Exercise:
Could you return every line of the material that contains the word "talla"?

Available data:
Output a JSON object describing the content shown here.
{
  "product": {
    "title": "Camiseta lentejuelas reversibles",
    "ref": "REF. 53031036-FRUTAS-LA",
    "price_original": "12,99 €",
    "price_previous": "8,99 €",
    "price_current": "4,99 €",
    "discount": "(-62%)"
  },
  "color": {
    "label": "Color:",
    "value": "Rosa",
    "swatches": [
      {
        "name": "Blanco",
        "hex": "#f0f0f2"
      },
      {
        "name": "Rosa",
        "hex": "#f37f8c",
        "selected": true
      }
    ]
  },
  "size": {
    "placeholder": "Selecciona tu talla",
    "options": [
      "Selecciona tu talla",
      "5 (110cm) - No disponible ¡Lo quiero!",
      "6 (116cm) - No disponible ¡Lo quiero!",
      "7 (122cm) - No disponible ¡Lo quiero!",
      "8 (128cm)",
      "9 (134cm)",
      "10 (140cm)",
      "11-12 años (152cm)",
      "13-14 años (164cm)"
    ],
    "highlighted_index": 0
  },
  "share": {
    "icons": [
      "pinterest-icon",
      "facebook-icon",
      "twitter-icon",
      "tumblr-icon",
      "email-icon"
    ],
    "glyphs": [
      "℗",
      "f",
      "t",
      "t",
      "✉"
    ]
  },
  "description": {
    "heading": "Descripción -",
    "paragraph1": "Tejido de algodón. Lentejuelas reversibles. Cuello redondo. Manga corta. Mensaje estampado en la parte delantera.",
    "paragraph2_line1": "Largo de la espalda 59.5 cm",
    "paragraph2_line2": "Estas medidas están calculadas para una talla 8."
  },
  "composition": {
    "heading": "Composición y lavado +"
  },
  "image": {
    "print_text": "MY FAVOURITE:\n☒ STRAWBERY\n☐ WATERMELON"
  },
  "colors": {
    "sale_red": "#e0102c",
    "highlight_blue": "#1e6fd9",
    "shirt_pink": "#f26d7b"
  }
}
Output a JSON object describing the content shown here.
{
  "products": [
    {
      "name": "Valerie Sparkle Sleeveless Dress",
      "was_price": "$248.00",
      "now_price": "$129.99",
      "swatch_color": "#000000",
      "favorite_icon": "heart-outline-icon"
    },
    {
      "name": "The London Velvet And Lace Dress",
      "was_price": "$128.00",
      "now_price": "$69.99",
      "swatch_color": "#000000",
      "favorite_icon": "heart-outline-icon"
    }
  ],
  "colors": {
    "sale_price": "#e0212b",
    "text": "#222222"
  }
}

Final answer:
    "placeholder": "Selecciona tu talla",
      "Selecciona tu talla",
    "paragraph2_line2": "Estas medidas están calculadas para una talla 8."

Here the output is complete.